Material for the task -

%%

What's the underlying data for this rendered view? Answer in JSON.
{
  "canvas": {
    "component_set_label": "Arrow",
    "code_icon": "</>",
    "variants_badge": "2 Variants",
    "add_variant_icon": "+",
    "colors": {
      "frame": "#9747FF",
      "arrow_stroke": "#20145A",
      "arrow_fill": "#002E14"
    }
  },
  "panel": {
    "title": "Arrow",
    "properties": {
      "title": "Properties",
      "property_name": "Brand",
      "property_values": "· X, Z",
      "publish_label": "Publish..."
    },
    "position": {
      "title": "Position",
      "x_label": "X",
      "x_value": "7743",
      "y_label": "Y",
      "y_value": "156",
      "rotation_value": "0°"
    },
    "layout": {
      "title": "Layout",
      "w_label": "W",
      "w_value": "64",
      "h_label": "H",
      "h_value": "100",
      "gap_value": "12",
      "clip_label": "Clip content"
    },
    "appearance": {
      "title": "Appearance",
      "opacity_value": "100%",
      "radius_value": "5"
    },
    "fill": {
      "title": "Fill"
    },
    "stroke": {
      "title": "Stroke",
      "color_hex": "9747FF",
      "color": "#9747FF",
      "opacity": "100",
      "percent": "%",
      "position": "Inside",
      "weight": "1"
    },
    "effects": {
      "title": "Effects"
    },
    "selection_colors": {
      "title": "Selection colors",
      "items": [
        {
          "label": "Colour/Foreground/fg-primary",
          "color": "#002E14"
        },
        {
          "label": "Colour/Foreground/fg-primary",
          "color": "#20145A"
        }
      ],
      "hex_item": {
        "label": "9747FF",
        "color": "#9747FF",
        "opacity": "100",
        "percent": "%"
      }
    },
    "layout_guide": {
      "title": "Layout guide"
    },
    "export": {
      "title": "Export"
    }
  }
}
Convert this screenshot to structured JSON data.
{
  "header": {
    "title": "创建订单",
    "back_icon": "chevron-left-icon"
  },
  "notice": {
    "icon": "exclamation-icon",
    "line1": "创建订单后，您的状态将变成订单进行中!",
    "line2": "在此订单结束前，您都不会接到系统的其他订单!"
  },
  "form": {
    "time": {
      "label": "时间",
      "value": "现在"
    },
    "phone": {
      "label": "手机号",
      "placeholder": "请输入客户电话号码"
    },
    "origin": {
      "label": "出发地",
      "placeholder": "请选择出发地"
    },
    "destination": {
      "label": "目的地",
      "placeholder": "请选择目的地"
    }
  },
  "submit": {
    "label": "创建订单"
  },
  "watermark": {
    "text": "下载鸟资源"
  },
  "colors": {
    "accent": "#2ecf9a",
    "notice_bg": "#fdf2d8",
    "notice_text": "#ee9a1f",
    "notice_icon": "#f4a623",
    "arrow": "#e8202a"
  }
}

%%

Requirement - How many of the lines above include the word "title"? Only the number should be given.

Exercise answer - 12